Mentions: An example for a protease treated inhibitor is the “proglycan” CCD-blocker (www.proglycan.com) consisting of bromelain glycopeptide coupled to human serum albumin [20]. This semi-synthetic inhibitor is added to serum in a volume ratio of 1 : 50 to arrive at a final concentration of 20 µg/mL. Extensive tests were performed with allergen strips (Fig. 3), the ImmunoCAP single allergen system, the ImmunoCAP ISAC (both Phadia, Uppsala, Sweden), and the Immulite 2000 (Siemens Healthcare, Erlangen, Germany) [20]. Generally, CCD inhibition led to a vast reduction of the number of positive, recte false-positive results in all test systems, even in the ISAC system for the reasons detailed above. Unsatisfactory results where the reading remained above or only slightly below the threshold of 0.35 U/mL were notably obtained for honeybee venom and the venom component Api m 1 (Tab. 1).

View Article: PubMed Central - PubMed

ABSTRACT

A relevant proportion of allergy diagnosis is accomplished by in vitro determination of specific immunglobulin E (sIgE) to extracts from suspected allergens. Such extracts inevitably contain glycoproteins, which may react with patients’ IgE. In the case of plant and insect allergens, the relevant epitope structure is an α-1,3-fucose on the Asn-linked sugar residue of so-called N-glycans. Due to their wide distribution, N-glycans carrying this epitope are known as “cross-reactive carbohydrate determinant(s)” (CCD[s]). About 15 years of awareness allow the conclusion that anti-CCD IgE does not cause noticeable clinical symptoms. In consequence, diagnostic results arising from CCD reactivity must be rated as false positives. With up to 30 % of CCD reactive patients, this can be regarded as a serious problem.

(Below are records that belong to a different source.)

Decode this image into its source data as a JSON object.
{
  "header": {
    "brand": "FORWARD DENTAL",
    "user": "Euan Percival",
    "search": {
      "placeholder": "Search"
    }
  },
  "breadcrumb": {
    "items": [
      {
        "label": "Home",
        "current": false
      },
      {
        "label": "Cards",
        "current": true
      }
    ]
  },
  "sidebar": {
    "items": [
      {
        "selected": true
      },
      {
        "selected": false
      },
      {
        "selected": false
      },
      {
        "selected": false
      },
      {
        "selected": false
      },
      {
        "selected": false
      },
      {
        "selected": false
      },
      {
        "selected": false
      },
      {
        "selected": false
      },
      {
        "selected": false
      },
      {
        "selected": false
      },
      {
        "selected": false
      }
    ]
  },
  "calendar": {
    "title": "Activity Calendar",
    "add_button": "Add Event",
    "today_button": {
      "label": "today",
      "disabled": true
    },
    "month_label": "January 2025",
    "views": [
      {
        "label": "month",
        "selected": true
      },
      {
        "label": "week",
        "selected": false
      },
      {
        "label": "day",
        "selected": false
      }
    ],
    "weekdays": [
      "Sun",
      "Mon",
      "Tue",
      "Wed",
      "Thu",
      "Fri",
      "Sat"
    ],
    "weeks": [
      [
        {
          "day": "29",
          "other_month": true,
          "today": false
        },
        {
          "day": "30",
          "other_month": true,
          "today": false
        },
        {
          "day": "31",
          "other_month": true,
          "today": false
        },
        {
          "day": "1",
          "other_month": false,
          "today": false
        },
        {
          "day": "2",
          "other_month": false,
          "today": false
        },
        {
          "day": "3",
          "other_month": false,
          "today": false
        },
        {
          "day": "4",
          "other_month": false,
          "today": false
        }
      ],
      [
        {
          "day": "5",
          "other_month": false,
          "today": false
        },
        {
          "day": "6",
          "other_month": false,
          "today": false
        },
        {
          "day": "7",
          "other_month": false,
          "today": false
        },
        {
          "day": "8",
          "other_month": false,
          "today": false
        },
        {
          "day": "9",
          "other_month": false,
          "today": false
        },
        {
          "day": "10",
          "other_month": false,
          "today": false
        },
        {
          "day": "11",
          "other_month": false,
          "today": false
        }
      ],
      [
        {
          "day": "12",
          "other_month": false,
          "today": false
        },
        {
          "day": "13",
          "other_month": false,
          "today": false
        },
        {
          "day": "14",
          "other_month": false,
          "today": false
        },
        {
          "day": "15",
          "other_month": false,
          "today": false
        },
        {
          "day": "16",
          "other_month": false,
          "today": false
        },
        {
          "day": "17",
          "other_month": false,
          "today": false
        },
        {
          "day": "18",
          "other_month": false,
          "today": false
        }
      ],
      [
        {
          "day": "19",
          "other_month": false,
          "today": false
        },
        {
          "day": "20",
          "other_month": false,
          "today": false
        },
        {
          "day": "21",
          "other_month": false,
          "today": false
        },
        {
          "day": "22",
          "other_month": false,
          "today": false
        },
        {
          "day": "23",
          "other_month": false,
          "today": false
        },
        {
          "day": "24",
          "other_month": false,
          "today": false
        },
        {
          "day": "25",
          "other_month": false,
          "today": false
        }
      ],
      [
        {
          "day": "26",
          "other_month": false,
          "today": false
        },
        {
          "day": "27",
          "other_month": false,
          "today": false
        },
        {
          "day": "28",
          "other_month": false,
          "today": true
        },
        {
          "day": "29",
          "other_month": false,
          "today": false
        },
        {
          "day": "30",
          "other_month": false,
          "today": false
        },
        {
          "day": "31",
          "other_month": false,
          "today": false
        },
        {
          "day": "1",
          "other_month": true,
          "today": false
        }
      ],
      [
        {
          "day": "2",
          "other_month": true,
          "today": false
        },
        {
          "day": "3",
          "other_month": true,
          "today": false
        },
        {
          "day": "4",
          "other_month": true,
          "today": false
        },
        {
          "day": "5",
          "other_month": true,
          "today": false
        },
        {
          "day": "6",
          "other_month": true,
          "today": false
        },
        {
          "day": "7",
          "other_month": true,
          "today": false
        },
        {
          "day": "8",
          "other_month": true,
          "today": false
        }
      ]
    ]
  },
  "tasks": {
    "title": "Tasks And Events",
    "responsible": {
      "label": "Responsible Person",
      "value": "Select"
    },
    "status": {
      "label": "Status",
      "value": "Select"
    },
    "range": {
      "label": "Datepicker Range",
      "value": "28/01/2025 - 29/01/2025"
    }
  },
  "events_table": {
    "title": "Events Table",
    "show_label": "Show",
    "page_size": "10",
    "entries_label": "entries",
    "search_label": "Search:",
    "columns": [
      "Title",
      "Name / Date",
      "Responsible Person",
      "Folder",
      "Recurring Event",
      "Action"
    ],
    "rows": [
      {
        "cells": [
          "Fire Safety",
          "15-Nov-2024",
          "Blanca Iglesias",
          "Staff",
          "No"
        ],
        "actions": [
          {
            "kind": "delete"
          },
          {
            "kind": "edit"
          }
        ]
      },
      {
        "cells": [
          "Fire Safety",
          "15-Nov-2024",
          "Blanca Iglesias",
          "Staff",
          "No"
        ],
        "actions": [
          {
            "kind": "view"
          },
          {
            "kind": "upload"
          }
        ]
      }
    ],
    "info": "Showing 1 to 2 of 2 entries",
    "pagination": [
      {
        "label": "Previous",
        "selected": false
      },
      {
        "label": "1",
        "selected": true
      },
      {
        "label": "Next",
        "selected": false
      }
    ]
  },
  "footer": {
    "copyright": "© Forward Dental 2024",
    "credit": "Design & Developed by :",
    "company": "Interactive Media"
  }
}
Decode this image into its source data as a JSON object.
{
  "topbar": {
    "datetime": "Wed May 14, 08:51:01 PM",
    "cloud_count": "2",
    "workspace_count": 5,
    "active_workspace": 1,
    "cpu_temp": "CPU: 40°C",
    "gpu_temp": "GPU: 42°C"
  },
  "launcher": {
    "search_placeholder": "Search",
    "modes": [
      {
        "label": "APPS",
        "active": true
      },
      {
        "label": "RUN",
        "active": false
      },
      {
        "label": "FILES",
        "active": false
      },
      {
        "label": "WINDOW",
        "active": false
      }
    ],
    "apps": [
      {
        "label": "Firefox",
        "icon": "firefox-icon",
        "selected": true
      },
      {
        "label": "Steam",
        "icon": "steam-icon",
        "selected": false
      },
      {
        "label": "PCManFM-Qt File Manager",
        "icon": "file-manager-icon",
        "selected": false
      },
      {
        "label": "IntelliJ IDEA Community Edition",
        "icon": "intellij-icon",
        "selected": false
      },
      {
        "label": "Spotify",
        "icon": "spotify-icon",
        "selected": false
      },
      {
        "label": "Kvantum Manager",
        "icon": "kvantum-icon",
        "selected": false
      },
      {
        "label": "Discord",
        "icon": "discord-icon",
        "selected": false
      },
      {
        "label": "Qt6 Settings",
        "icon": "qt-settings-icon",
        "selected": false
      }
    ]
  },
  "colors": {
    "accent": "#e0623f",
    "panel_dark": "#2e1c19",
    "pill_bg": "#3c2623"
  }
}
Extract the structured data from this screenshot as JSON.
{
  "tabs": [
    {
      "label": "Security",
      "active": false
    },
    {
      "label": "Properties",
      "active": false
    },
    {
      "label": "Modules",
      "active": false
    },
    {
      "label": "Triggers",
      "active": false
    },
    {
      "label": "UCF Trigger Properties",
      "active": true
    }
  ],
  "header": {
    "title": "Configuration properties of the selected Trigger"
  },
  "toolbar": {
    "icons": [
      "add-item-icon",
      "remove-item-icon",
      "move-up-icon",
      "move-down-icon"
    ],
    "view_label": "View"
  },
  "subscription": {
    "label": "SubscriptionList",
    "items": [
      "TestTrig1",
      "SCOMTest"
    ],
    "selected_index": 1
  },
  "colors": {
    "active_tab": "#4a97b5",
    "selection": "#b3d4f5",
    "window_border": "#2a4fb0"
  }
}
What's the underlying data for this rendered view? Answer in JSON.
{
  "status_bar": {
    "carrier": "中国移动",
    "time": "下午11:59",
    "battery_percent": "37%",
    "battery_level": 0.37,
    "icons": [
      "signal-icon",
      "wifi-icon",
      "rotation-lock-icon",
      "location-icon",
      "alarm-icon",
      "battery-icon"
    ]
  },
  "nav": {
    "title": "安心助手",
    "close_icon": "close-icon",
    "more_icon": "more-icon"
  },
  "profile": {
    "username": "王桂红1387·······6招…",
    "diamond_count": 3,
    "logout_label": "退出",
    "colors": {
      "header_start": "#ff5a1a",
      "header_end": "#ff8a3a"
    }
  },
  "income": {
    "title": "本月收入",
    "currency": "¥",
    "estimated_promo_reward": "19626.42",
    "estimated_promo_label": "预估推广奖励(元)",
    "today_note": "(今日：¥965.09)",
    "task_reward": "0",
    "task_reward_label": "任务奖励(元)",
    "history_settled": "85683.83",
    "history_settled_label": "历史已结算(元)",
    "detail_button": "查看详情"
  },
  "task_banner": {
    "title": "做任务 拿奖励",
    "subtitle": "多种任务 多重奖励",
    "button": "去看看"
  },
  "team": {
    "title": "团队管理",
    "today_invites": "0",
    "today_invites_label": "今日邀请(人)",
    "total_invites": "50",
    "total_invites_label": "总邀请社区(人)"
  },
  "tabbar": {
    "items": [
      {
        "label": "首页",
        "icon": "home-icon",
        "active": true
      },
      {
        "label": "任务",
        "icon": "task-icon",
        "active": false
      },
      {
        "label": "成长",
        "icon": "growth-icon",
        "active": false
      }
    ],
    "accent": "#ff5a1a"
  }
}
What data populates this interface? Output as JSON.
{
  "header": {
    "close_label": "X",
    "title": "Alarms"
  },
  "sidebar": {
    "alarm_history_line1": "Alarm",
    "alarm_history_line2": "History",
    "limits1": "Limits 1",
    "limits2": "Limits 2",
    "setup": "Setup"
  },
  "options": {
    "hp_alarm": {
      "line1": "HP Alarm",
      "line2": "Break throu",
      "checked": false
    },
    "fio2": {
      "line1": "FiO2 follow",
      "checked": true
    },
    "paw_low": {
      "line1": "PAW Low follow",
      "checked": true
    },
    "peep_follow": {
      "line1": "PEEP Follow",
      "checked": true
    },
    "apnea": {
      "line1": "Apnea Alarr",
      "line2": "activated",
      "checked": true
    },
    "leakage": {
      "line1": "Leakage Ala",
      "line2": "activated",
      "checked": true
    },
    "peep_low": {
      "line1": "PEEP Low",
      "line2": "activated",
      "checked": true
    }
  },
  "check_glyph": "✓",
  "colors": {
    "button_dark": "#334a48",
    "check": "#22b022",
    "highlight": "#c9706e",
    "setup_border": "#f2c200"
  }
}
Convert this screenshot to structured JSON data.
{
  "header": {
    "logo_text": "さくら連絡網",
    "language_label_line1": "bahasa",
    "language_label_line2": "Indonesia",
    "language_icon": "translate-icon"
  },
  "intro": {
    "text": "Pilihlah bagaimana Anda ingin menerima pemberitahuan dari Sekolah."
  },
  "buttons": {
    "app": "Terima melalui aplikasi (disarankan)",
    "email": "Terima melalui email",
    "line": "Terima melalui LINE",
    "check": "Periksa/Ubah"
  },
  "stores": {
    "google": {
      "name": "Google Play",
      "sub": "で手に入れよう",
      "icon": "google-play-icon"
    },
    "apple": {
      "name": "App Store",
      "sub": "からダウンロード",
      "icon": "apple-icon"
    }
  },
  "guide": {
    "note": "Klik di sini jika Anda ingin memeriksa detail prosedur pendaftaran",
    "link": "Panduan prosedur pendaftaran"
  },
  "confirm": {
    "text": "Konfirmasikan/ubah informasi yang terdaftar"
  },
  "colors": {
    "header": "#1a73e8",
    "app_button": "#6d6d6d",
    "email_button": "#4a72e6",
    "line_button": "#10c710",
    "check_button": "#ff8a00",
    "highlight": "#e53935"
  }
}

Another cross-reactive carbohydrate determinant became notorious as a potential cause of anaphylactic reactions to a recombinant glycoprotein drug carrying α-1,3-galactose. This galactose-containing determinant (GalCD, galactose containing cross-reactive carbohydrate determinant) was supposed as a trigger for delayed allergic reactions to red meat in several cases. Thus, α-1,3-galactose may have clinical relevance in certain cases – possibly as a result of tick bites. Often, however, GalCDs probably cause false-positive results with milk and meat extracts. No clear evidence for the role of other non-human carbohydrate structures such as N-glycolylneuraminic acid as CCD has been presented so far.

Remedies for sIgE based in vitro diagnosis come in the form of non-glycosylated recombinant allergen components or of specific CCD inhibitors. The high potential of recombinant allergens is optimally realized in the context of component resolved diagnosis using allergen arrays with more than 100 components, whereas CCD inhibitors increase the specificity of conventional extract-based diagnosis. Reagents for the detection and inhibition of CCDs from plants and insects have been developed, whereas tools for GalCDs of milk and meat lag behind.

No MeSH data available.